Hope you get some clear skies for your investigations, Randy. Things are looking pretty glum up here in Michigan. I'm curious to know how the new camera works out for you.
I have not done any video astronomy, although I have taken some nice cell phone photos of the Moon. My understanding of video astronomy, based solely on reading and not experience, is that what you are referring to as "live viewing" involves using a camera with a CCD or CMOS sensor that provides a continually updated image, e.g., the image is refreshed every few seconds, giving what is in effect a live video feed of the subject, just like one would use Skype or Face Time for a live video conference. For the Moon, this would work just fine, as it is very bright. Of course, you need reasonably good tracking to keep the Moon in view, but that shouldn't be a problem. You wouldn't need something as sophisticated as SharpCap; any basic webcam software would be fine for the Moon. I'm sure ManyCam will be good.
However, to view anything but the brightest objects, as Bryan pointed out, you'd need to explore the capabilities of SharpCap. A live video feed of a dim DSO is not going to be of any use. It's no different from visual - not about magnification, but about light-gathering. You would see at best no better than what you can see yourself through the EP. This is where a program like SharpCap opens up the possibilities. SharpCap can be used to acquire data and "build up" an image on screen over a couple of minutes. It is not really live, but it's pretty close, and thus is sometimes called near-real-time viewing (NRTV).
The stacked images displayed onscreen are not going to look like a processed finished product by an experience AP'er, but they will reveal much more than your eyes can. This technique will allow you to see detail and color in dim objects.
I look forward to hearing about your adventures.
Scopes: Vixen VMC200L, D=200mm, F=1950, f/9.75; Televue 2" Everbright diagonal.
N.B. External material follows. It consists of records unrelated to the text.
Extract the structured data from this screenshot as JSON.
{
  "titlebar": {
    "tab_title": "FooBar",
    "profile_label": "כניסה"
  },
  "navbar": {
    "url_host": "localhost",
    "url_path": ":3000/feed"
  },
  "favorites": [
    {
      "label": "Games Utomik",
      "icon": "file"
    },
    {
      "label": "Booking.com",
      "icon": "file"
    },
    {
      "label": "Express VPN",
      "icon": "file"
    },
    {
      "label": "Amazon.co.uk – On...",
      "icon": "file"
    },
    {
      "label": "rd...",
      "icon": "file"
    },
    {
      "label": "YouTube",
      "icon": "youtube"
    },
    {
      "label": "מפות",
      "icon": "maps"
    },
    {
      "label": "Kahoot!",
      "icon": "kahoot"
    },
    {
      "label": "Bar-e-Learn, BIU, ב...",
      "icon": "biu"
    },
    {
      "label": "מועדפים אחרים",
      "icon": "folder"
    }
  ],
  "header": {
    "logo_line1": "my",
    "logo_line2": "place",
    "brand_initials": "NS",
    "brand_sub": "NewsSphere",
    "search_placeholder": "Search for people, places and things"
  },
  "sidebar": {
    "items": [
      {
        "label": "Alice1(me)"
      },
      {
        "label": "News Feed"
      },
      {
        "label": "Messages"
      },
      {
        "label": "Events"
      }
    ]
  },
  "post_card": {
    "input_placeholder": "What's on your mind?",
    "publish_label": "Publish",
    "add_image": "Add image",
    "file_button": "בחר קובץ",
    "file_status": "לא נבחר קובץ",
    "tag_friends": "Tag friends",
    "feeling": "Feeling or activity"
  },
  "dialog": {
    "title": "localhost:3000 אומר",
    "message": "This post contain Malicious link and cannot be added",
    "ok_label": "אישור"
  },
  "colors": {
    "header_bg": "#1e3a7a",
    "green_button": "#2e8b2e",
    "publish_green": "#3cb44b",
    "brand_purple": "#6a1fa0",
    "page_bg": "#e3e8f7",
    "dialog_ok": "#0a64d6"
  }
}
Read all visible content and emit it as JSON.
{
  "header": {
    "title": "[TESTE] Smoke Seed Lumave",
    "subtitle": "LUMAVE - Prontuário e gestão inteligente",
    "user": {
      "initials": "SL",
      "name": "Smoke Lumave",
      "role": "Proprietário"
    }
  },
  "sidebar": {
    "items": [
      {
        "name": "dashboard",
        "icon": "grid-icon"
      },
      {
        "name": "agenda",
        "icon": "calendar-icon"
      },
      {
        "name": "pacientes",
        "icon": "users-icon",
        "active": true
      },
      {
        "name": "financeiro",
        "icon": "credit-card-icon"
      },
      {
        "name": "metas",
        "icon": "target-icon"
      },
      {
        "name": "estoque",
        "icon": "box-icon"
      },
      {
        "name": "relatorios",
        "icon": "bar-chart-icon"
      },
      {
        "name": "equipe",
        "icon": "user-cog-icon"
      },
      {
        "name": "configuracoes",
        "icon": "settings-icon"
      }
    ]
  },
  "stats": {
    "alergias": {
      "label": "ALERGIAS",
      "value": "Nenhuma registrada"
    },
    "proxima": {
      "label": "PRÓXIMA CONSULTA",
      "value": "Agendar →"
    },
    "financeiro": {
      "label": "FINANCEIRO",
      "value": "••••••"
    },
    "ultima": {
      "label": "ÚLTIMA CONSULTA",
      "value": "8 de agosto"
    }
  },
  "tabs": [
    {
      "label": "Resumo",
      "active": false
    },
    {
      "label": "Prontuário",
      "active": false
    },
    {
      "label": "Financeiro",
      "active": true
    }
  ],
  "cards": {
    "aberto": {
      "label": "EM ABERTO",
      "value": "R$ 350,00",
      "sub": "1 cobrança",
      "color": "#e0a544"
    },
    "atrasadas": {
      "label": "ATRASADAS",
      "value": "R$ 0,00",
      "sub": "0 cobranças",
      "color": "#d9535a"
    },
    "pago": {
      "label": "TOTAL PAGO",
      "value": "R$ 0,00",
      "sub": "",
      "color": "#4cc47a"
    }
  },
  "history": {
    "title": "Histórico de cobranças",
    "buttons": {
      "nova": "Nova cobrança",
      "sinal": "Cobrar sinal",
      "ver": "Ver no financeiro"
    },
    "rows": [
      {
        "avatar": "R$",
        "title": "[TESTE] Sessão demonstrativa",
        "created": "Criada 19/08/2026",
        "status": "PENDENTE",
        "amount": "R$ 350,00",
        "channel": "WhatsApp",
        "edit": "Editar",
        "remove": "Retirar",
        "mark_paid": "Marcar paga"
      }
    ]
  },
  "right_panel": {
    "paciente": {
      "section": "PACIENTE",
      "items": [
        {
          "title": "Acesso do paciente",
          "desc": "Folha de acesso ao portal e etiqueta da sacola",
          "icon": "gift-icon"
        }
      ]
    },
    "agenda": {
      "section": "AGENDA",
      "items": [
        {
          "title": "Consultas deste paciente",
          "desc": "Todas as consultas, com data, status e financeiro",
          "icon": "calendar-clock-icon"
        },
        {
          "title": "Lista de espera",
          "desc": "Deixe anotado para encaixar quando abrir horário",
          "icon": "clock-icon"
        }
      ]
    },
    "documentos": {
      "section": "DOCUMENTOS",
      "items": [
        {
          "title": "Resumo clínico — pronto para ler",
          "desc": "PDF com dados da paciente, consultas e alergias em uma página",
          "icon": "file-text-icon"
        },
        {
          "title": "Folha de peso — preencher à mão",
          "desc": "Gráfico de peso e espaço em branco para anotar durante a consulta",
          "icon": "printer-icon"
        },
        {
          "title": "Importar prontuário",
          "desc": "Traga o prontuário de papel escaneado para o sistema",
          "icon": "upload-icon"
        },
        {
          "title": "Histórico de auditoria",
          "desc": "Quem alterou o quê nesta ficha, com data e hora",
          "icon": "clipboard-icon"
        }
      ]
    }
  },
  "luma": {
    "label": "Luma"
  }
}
Coronado PST; AstroTech EDT 80mm, F=480, f/6.
Mounts: Vixen SXW/Starbook (original); Stellarvue M2C alt-az.
Eyepieces: Televue: 55mm Plossl, 22mm Panoptic, 17.3mm Delos, 13mm Nagler, c. 1980, 11mm Plossl, 7mm Nagler, 5mm Radian; Meade 15mm Super Plossl; VERNONSCOPE 2.4X BARLOW
Binoculars: Leica 8x32 Trinovids, circa 1997; Orion Megaview 20x80, Orion Paragon Plus mount.